Correspondence, manuscripts, typescripts, contracts, legal briefs, patents, and other documents, music scores, cartoons, technical drawings, account books, blueprints, photographs, clippings, printed legal briefs & transcripts, proofs, scrapbooks, and other printed materials of William M. Speer. There are 14 manuscript boxes & 3 oversize volumes concerning his work as a journalist & publisher. Speer was the Albany correspondent for "The Sun" from 1884 until 1893. From 1893 to 1896 he was editor and part owner of "The Argus" in Albany and there are business records from this period. There is a scrapbook of his articles for "The Buffalo Express" for the period from 1896 until 1903. In 1896 he founded The Law Press as a commercial printer for lawyers, and The Cornucopia Company to publish music and a literary periodical.

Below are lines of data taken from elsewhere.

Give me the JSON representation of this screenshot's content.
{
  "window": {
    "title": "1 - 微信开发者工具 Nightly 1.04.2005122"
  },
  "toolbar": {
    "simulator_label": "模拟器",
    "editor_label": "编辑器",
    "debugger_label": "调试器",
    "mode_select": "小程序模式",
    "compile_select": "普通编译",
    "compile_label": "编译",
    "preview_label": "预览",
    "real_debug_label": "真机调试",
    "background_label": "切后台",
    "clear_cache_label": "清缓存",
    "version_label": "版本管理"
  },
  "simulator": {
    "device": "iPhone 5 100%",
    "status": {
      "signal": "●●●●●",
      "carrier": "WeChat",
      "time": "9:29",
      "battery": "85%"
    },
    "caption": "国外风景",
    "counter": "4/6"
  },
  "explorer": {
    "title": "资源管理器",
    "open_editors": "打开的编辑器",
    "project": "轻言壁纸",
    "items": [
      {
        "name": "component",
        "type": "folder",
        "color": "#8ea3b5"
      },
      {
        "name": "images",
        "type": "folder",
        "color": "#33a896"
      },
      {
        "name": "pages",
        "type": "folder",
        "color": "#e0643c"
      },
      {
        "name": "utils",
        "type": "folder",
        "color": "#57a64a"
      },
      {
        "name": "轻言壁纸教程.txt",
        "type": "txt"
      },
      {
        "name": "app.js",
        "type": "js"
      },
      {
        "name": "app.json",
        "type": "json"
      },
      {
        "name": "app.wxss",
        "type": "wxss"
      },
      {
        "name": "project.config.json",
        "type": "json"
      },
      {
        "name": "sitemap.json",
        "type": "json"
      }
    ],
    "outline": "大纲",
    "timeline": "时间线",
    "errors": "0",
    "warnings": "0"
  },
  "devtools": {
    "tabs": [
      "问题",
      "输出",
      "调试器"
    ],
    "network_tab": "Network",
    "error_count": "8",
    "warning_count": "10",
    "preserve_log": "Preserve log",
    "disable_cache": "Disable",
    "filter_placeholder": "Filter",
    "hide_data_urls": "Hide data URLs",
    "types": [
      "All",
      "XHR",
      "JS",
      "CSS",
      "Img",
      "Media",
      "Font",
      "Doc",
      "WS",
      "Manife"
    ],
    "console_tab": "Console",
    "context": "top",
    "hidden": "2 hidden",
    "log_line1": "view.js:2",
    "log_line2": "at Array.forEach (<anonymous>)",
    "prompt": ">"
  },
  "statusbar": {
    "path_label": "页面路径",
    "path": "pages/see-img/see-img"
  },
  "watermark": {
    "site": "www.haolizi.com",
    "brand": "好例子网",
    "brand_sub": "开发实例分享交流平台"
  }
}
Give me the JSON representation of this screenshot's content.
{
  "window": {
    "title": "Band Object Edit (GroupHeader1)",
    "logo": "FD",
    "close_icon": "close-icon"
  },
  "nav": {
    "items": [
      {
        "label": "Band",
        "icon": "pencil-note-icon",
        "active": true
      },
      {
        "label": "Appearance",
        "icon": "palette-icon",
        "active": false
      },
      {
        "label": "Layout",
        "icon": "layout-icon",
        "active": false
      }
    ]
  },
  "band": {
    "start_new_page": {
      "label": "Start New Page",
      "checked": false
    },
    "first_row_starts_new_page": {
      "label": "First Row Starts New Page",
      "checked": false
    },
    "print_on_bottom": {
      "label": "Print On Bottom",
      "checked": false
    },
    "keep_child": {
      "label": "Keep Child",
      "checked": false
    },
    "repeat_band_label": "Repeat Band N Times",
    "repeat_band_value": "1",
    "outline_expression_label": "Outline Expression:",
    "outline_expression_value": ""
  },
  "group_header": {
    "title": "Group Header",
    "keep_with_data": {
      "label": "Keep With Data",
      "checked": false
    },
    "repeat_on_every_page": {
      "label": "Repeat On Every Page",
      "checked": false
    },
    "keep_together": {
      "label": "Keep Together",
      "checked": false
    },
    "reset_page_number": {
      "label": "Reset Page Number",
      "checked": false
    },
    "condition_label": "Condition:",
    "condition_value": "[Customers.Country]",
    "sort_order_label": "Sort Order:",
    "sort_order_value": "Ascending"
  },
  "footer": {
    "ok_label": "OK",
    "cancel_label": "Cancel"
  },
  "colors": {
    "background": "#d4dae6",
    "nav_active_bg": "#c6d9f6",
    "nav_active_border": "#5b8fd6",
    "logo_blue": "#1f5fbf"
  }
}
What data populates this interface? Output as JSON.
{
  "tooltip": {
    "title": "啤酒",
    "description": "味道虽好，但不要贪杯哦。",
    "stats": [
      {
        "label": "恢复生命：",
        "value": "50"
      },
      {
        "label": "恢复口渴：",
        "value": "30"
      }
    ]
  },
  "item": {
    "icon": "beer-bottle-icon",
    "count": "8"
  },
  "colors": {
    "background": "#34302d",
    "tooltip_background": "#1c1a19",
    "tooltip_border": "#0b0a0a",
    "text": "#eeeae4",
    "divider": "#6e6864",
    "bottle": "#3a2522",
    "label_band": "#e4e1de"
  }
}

From 1904 to 1909, he was editorial and legislative writer for the "Evening World" in New York City and there are files of his correspondence, editorial writing, and his investigations of the insurance industry and the Panama Canal libel suit. From 1903 until 1922, he contributed to periodicals and wrote books and pamphlets on many subjects. Starting in 1919, he worked on a scenario and publicity for the Fox Film Corporation's film on wounded veterans of the war. In 1922, he became an editorial writer for "The Evening Mail". There are 10 boxes of material covering his activities as a public official and political appointee. In 1889, he was Secretary of the Johnstown Flood Committee; in 1889 and 1890, Secretary to The Committee for The International Exposition of 1892; in 1890, Secretary to Mayor of New York City Hugh J. Grant; in 1894, Delegate to the New York State Constitutional Convention. In 1910, he was appointed Special Counsel to New York City for the Ashokan Reservoir Compensation Claims, advising the city on landowners' claims in Ulster County. In 1912 and 1913, he was Special Counsel for the Aldermanic Police Investigation in New York City during the anticorruption drive of Mayor William J. Gaynor. In 1920, he bacame a Special Assistant to the Attorney General of the United States to investigate profiteering in the coal industry. There are 5 boxes of case files from his private legal practice for the period 1890 to 1923. And there are 4 boxes of papers and an oversize folder of drawings concerning his interests as an inventor, promoter, and businessman. These are files about the Snow Melter (his device to clear city streets), his New York & Brooklyn Economic Power & Construction Company (for the transmission of electricity), The Pneumatic Co. (to manufacture stencil cutting machines), The Philippines Company (a shipping business), hinge making machines (patents and contracts for manufacturing), rack cutting apparatus, an old age pension plan (for the sale of annuities), the Food Committee (a planned co-operative purchasing company), Fabricated Concrete Corporation (which built, rented, and sold houses made of cinder block), Sunlight Gas Machine Co. (which sold equipment for gas lighting), timber mill and timber land sales (acting as an agent for selling land in the southern states), and public transit reorganization (his plan for improving the transportation system in New York City). Among the cataloged correspondents are: Maxwell Anderson, Charles A. Dana, David B. Hill, Walter Hines Page, S.S. McClure, and Elihu Root.